“I first decided to buy a moped because I was tired of riding the bus all the time,” explains Mega C. “At the time, a girl that I was seeing was also seeing a ‘scooter kid,’ so by proxy, I learned a few things about scooters. I bought my first scooter for $400, but it didn’t run. My second cost me $1000, and was a beautifully restored 1963 Sears All State VNB in baby blue.” This scooter met a tragic end when Mega C was going to see a friend in Montana. “My scooter was in the back of my truck when I rolled it.” After making his way back to Denver from Billings, Montana, he revisited his first ($400) scooter and got it up and running.
From there, he began going to scooter rallies around the country. From mid-America (Lawrence, KS) to the southern West Coast (San Diego, CA) Mega C made an appearance at every rally he heard about! He was hooked, “You show up in town, go to a party, show off your scooter, go to another party, and then another!”
Despite the reputation of the scooter party culture, Mega C is sure to enforce a responsible driving habit amongst his fellow scooter crowd. “We don’t endorse or condone drinking and driving. We try to police ourselves because of previous incidents and accidents. We are professional alcoholics that behave professionally!”

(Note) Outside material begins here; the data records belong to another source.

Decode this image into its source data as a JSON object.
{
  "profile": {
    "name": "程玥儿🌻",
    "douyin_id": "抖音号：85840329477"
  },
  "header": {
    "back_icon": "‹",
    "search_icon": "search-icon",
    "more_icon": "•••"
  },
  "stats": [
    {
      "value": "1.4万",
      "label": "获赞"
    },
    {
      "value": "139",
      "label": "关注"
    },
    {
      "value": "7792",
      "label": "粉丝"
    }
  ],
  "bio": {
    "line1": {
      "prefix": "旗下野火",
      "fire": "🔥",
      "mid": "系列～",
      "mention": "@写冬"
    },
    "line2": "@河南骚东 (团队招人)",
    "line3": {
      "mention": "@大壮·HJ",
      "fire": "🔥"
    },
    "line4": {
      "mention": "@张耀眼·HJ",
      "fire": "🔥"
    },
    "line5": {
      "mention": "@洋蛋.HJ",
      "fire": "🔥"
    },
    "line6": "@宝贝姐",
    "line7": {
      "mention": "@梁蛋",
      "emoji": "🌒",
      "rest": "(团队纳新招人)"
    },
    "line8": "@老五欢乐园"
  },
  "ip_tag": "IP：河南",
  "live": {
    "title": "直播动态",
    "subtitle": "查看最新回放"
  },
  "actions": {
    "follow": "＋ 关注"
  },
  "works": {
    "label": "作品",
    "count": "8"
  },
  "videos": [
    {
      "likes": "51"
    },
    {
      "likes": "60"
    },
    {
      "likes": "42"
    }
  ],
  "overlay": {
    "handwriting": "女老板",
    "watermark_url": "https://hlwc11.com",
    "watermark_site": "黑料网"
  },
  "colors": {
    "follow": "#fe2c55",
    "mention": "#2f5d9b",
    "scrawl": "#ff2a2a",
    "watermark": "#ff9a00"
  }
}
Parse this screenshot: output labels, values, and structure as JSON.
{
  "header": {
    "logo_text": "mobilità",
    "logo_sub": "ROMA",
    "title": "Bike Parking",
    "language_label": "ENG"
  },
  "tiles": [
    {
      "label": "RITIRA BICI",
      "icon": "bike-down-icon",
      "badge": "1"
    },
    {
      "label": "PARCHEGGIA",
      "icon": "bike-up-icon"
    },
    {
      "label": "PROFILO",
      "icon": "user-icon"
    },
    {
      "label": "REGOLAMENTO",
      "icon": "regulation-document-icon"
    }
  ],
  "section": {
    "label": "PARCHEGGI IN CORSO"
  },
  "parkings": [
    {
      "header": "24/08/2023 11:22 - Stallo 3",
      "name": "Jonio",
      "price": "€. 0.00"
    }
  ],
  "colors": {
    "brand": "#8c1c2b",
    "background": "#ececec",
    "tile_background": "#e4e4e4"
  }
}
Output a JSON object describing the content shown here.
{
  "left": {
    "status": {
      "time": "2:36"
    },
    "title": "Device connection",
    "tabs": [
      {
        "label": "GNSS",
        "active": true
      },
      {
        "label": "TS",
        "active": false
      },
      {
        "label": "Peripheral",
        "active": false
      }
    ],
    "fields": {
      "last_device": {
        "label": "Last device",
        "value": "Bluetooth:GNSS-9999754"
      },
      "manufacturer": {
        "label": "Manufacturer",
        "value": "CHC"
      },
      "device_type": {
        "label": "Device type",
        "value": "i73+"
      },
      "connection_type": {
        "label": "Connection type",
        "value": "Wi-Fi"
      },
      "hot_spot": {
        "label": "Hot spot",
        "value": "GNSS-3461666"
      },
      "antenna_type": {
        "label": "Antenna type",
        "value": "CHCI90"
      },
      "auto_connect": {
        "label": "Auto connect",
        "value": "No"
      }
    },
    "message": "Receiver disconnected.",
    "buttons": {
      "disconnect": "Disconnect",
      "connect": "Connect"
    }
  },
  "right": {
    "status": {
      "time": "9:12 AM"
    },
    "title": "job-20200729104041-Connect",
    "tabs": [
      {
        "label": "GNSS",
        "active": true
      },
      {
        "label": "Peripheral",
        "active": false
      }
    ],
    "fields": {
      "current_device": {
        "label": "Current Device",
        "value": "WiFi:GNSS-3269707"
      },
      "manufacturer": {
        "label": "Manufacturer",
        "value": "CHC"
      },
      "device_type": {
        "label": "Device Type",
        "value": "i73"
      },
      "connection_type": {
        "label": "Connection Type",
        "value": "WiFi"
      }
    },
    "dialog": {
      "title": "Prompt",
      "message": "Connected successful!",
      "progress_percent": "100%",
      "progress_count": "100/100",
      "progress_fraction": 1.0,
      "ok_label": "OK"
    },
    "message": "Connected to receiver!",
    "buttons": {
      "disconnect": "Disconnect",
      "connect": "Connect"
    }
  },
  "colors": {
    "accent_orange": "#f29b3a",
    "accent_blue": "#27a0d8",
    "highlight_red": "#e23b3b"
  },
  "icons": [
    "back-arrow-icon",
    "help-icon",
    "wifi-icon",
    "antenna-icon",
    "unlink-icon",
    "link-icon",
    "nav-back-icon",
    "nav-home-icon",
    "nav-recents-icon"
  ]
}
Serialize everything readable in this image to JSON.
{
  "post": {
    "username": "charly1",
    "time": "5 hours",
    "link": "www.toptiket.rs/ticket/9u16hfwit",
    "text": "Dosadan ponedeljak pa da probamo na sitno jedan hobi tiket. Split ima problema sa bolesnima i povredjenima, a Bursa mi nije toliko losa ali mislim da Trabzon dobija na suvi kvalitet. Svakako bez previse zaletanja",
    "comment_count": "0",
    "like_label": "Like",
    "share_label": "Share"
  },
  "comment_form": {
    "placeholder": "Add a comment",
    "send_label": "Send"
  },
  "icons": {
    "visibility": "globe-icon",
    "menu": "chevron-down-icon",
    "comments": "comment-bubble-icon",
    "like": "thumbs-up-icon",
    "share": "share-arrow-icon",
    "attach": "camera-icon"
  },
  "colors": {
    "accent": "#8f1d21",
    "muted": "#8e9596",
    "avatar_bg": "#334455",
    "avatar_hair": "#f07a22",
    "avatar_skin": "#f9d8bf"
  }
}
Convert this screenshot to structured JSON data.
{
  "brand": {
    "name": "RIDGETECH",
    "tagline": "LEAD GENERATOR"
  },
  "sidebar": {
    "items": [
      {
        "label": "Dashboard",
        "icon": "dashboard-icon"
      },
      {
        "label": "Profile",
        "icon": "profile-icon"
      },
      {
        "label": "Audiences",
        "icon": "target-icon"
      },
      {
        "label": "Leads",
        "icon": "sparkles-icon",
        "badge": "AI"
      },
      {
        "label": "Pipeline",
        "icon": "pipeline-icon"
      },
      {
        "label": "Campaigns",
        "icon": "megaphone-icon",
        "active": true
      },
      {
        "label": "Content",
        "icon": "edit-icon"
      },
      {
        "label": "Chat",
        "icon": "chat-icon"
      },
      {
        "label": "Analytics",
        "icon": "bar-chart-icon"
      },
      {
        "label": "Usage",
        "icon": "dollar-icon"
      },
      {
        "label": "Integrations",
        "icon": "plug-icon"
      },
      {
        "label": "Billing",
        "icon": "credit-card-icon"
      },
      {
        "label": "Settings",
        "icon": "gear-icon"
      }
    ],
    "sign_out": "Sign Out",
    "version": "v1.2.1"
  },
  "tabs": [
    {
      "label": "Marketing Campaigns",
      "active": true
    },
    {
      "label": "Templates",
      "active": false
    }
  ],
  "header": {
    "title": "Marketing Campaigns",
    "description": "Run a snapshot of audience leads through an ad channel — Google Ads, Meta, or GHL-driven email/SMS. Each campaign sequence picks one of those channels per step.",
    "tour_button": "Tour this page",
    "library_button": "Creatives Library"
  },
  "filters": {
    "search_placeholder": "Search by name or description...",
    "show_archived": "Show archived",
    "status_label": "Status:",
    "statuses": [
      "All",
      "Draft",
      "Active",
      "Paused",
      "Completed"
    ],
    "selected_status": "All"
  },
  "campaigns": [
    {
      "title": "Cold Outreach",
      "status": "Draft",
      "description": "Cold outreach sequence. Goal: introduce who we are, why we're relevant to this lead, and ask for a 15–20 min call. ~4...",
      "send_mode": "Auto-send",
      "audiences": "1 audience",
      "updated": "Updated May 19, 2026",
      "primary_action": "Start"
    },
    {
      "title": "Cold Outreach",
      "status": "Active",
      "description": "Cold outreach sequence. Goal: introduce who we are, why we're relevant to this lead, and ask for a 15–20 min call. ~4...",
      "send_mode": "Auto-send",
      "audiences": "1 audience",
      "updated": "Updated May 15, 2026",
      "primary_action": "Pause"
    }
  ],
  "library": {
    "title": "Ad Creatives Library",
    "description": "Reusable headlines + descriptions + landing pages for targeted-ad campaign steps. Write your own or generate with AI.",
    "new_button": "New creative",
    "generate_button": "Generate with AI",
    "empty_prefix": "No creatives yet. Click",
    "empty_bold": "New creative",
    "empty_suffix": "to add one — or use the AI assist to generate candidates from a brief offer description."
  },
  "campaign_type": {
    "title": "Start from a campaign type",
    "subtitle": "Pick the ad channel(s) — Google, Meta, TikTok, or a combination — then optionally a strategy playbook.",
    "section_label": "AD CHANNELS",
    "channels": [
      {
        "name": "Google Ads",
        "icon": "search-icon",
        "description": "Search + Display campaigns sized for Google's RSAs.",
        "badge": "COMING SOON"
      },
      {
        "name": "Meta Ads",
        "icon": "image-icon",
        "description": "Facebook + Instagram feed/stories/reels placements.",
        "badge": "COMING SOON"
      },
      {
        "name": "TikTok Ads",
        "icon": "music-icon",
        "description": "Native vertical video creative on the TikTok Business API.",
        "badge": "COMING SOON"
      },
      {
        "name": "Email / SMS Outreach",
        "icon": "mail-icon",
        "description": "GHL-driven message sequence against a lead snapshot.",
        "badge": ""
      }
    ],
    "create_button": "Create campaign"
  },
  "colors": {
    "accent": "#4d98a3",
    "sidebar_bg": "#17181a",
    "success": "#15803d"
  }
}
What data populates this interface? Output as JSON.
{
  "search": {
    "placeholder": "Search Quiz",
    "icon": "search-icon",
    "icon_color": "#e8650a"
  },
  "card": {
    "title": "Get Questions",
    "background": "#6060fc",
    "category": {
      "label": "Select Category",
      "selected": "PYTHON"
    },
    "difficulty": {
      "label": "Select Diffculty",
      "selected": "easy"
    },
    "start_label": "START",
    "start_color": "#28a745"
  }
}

For Mega C in the early days of the Denver scooter culture, driving a scooter was more than just inexpensive transportation around town. It afforded him a convenient way to travel to almost anywhere, he didn’t have to worry about parking, and speeding tickets were unlikely. “I liked being on 2 wheels because I used to mountain bike. I couldn’t get in trouble for going too fast!” In 1998 most of the police force didn’t know what the hell a scooter was, let alone the laws involving them, so he could get away with things that the Police began to take notice of in more modern times.